How could he have ‘committed suicide’ in overcrowded cell?
João Rendeiro’s lawyer in Portugal has intimated that he is considering a complaint to the Court of Human Rights.
Abel Marques addresses the elephant in the room: 69-year-old Mr Rendeiro was sharing a cell with 50 other serial offenders.
Westville Jail isn’t like anything known to Portugal. It has more than 14,000 inmates. That is more than all the inmates in all the jails in Portugal (and these too are overcrowded).
The cell in which Mr Rendeiro is understood to have taken his own life is described as 80 sq metres.
How could he have managed to ‘commit suicide’ sharing a space with so many people?

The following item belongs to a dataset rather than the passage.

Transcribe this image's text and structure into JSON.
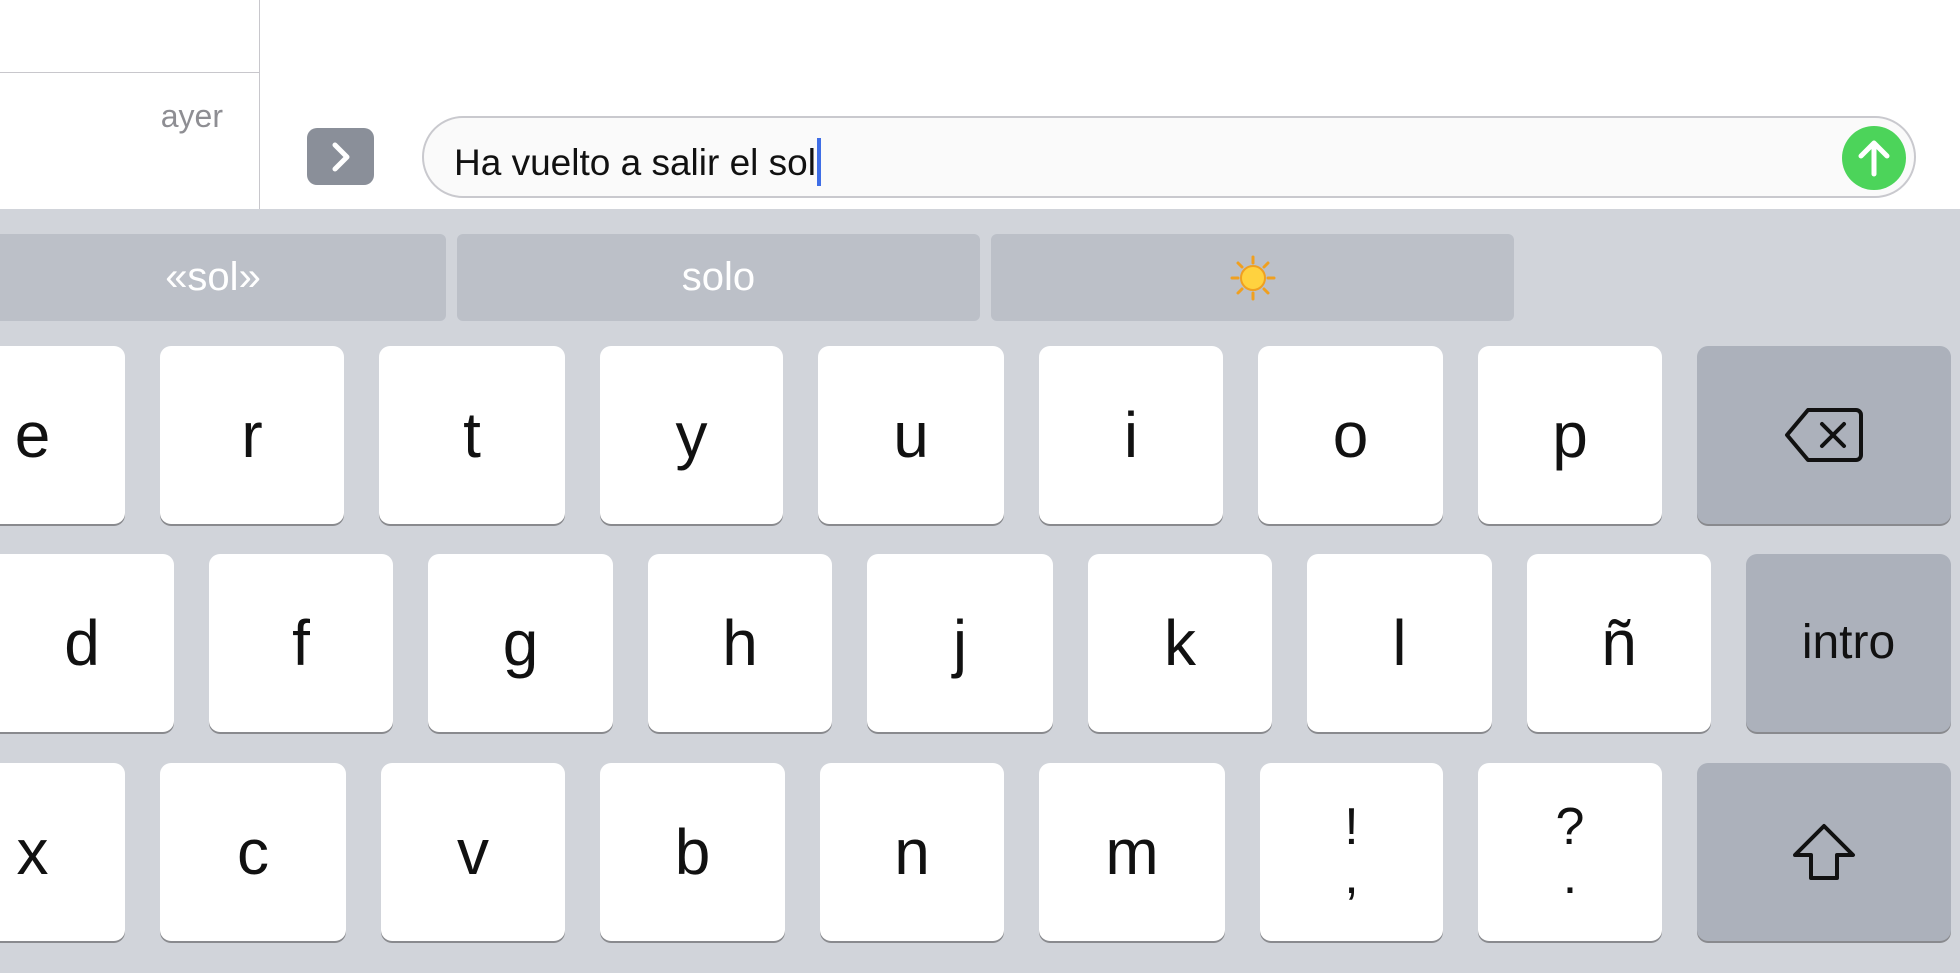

According to some reports, Westville is notorious for prisoners serving life terms for all kinds of violent crime. Documentaries to which Portuguese media has had access claim jail is known for auctions involving newly arrived prisoners. Protection is paid “with money or with sexual favours, and João Rendeiro was always a target, as can be proved from the threats he received”, said Correio da Manhã.
Mr Marques will be meeting shortly with Mr Rendeiro’s family. He has no children, thus this possibly means his wife Maria de Jesus, who is under house arrest. The plan will be “to try and work out the best strategy”, says Expresso.

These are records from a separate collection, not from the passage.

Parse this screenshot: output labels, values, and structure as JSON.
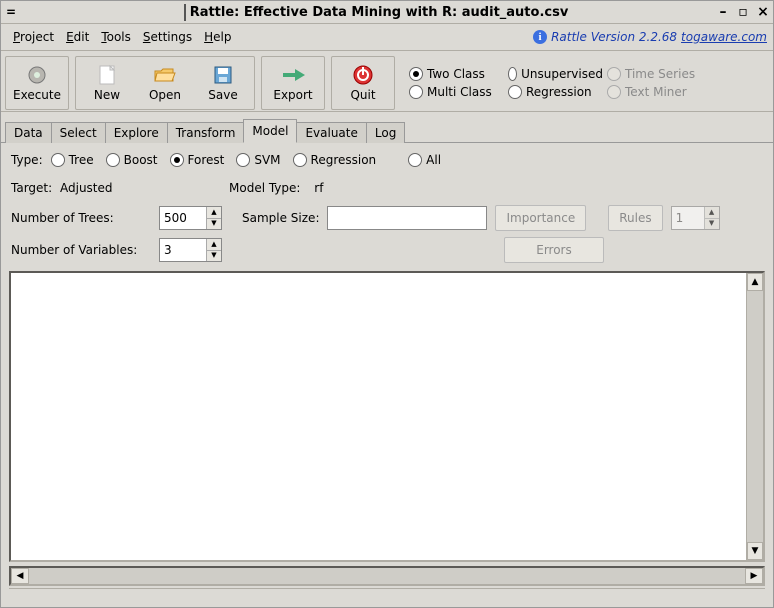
{
  "titlebar": {
    "title": "Rattle: Effective Data Mining with R: audit_auto.csv"
  },
  "menubar": {
    "items": [
      {
        "label": "Project",
        "ul": "P"
      },
      {
        "label": "Edit",
        "ul": "E"
      },
      {
        "label": "Tools",
        "ul": "T"
      },
      {
        "label": "Settings",
        "ul": "S"
      },
      {
        "label": "Help",
        "ul": "H"
      }
    ],
    "version_text": "Rattle Version 2.2.68",
    "version_link": "togaware.com"
  },
  "toolbar": {
    "buttons": [
      {
        "name": "execute",
        "label": "Execute"
      },
      {
        "name": "new",
        "label": "New"
      },
      {
        "name": "open",
        "label": "Open"
      },
      {
        "name": "save",
        "label": "Save"
      },
      {
        "name": "export",
        "label": "Export"
      },
      {
        "name": "quit",
        "label": "Quit"
      }
    ],
    "right_radios_row1": [
      {
        "label": "Two Class",
        "selected": true,
        "disabled": false
      },
      {
        "label": "Unsupervised",
        "selected": false,
        "disabled": false
      },
      {
        "label": "Time Series",
        "selected": false,
        "disabled": true
      }
    ],
    "right_radios_row2": [
      {
        "label": "Multi Class",
        "selected": false,
        "disabled": false
      },
      {
        "label": "Regression",
        "selected": false,
        "disabled": false
      },
      {
        "label": "Text Miner",
        "selected": false,
        "disabled": true
      }
    ]
  },
  "tabs": [
    "Data",
    "Select",
    "Explore",
    "Transform",
    "Model",
    "Evaluate",
    "Log"
  ],
  "active_tab": "Model",
  "model_panel": {
    "type_label": "Type:",
    "type_options": [
      {
        "label": "Tree",
        "selected": false
      },
      {
        "label": "Boost",
        "selected": false
      },
      {
        "label": "Forest",
        "selected": true
      },
      {
        "label": "SVM",
        "selected": false
      },
      {
        "label": "Regression",
        "selected": false
      },
      {
        "label": "All",
        "selected": false
      }
    ],
    "target_label": "Target:",
    "target_value": "Adjusted",
    "model_type_label": "Model Type:",
    "model_type_value": "rf",
    "num_trees_label": "Number of Trees:",
    "num_trees_value": "500",
    "sample_size_label": "Sample Size:",
    "sample_size_value": "",
    "importance_btn": "Importance",
    "rules_btn": "Rules",
    "rules_value": "1",
    "num_vars_label": "Number of Variables:",
    "num_vars_value": "3",
    "errors_btn": "Errors"
  }
}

The paper says it knows the defence was “not satisfied with the excessive delay in the extradition process” – although this was always predicted.

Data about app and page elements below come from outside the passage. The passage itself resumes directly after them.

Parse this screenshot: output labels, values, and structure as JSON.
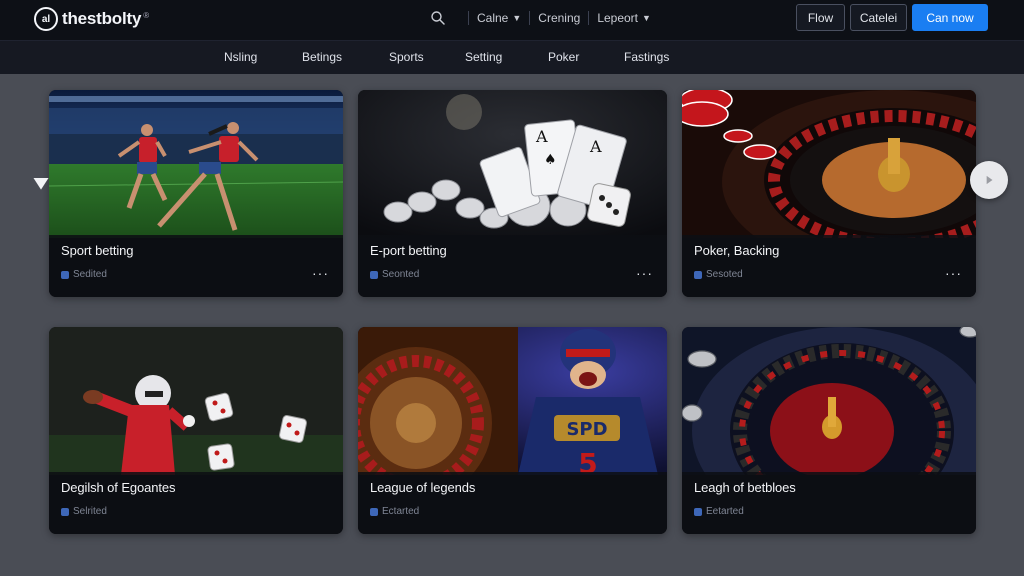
{
  "brand": {
    "name": "thestbolty",
    "mark": "al",
    "reg": "®"
  },
  "topnav": {
    "items": [
      {
        "label": "Calne",
        "has_dropdown": true
      },
      {
        "label": "Crening",
        "has_dropdown": false
      },
      {
        "label": "Lepeort",
        "has_dropdown": true
      }
    ],
    "buttons": {
      "flow": "Flow",
      "catelei": "Catelei",
      "cta": "Can now"
    }
  },
  "subnav": [
    "Nsling",
    "Betings",
    "Sports",
    "Setting",
    "Poker",
    "Fastings"
  ],
  "cards": [
    {
      "title": "Sport betting",
      "tag": "Sedited",
      "scene": "soccer"
    },
    {
      "title": "E-port betting",
      "tag": "Seonted",
      "scene": "cards"
    },
    {
      "title": "Poker, Backing",
      "tag": "Sesoted",
      "scene": "roulette-top"
    },
    {
      "title": "Degilsh of Egoantes",
      "tag": "Selrited",
      "scene": "football-dice"
    },
    {
      "title": "League of legends",
      "tag": "Ectarted",
      "scene": "roulette-player"
    },
    {
      "title": "Leagh of betbloes",
      "tag": "Eetarted",
      "scene": "roulette-red"
    }
  ],
  "colors": {
    "accent": "#1a7ef2",
    "background": "#4a4d55",
    "topbar": "#0d1016"
  },
  "icons": {
    "search": "search-icon",
    "more": "more-dots-icon",
    "prev": "arrow-left-icon",
    "next": "arrow-right-icon"
  }
}
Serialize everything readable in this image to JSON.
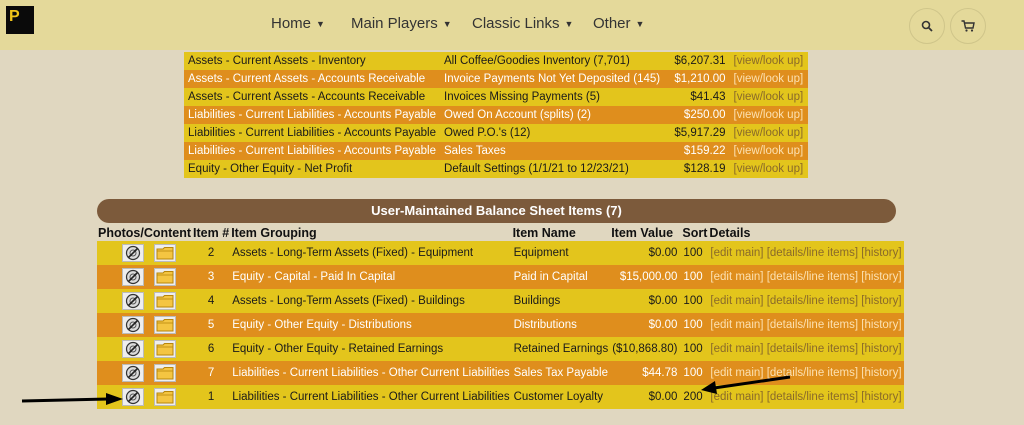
{
  "nav": {
    "items": [
      {
        "label": "Home"
      },
      {
        "label": "Main Players"
      },
      {
        "label": "Classic Links"
      },
      {
        "label": "Other"
      }
    ]
  },
  "top_rows": [
    {
      "account": "Assets - Current Assets - Inventory",
      "desc": "All Coffee/Goodies Inventory (7,701)",
      "amount": "$6,207.31",
      "link": "[view/look up]",
      "style": "y"
    },
    {
      "account": "Assets - Current Assets - Accounts Receivable",
      "desc": "Invoice Payments Not Yet Deposited (145)",
      "amount": "$1,210.00",
      "link": "[view/look up]",
      "style": "o"
    },
    {
      "account": "Assets - Current Assets - Accounts Receivable",
      "desc": "Invoices Missing Payments (5)",
      "amount": "$41.43",
      "link": "[view/look up]",
      "style": "y"
    },
    {
      "account": "Liabilities - Current Liabilities - Accounts Payable",
      "desc": "Owed On Account (splits) (2)",
      "amount": "$250.00",
      "link": "[view/look up]",
      "style": "o"
    },
    {
      "account": "Liabilities - Current Liabilities - Accounts Payable",
      "desc": "Owed P.O.'s (12)",
      "amount": "$5,917.29",
      "link": "[view/look up]",
      "style": "y"
    },
    {
      "account": "Liabilities - Current Liabilities - Accounts Payable",
      "desc": "Sales Taxes",
      "amount": "$159.22",
      "link": "[view/look up]",
      "style": "o"
    },
    {
      "account": "Equity - Other Equity - Net Profit",
      "desc": "Default Settings (1/1/21 to 12/23/21)",
      "amount": "$128.19",
      "link": "[view/look up]",
      "style": "y"
    }
  ],
  "panel": {
    "title": "User-Maintained Balance Sheet Items (7)",
    "columns": {
      "photos": "Photos/Content",
      "item_no": "Item #",
      "grouping": "Item Grouping",
      "name": "Item Name",
      "value": "Item Value",
      "sort": "Sort",
      "details": "Details"
    },
    "rows": [
      {
        "no": "2",
        "grouping": "Assets - Long-Term Assets (Fixed) - Equipment",
        "name": "Equipment",
        "value": "$0.00",
        "sort": "100",
        "style": "y"
      },
      {
        "no": "3",
        "grouping": "Equity - Capital - Paid In Capital",
        "name": "Paid in Capital",
        "value": "$15,000.00",
        "sort": "100",
        "style": "o"
      },
      {
        "no": "4",
        "grouping": "Assets - Long-Term Assets (Fixed) - Buildings",
        "name": "Buildings",
        "value": "$0.00",
        "sort": "100",
        "style": "y"
      },
      {
        "no": "5",
        "grouping": "Equity - Other Equity - Distributions",
        "name": "Distributions",
        "value": "$0.00",
        "sort": "100",
        "style": "o"
      },
      {
        "no": "6",
        "grouping": "Equity - Other Equity - Retained Earnings",
        "name": "Retained Earnings",
        "value": "($10,868.80)",
        "sort": "100",
        "style": "y"
      },
      {
        "no": "7",
        "grouping": "Liabilities - Current Liabilities - Other Current Liabilities",
        "name": "Sales Tax Payable",
        "value": "$44.78",
        "sort": "100",
        "style": "o"
      },
      {
        "no": "1",
        "grouping": "Liabilities - Current Liabilities - Other Current Liabilities",
        "name": "Customer Loyalty",
        "value": "$0.00",
        "sort": "200",
        "style": "y"
      }
    ],
    "actions": {
      "edit": "[edit main]",
      "details": "[details/line items]",
      "history": "[history]"
    }
  },
  "icons": {
    "logo": "logo-icon",
    "search": "search-icon",
    "cart": "cart-icon",
    "photo": "no-photo-icon",
    "folder": "folder-icon"
  },
  "colors": {
    "header_bg": "#e4d99a",
    "page_bg": "#e0d7c0",
    "row_yellow": "#e3c51c",
    "row_orange": "#df8e1d",
    "panel_header": "#7c5a3b"
  }
}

It also wants to know why Mr Rendeiro was held in Westville prison for so long.
“For South African authorities, Rendeiro wasn’t a prisoner, but someone who should be in their care”, a source ‘close to the case’ has told Expresso.
Today’s drama has seen new information dripping through all day.
It now seems that June Marks, Mr Rendeiro’s defence lawyer in South Africa, had withdrawn from the case – because João Rendeiro had no money with which to retain her services.
As a result of Ms Marks’ decision, the former banker, condemned for fraud, mismanagement and corruption, was due to appear in court today for a replacement lawyer to be assigned to his case.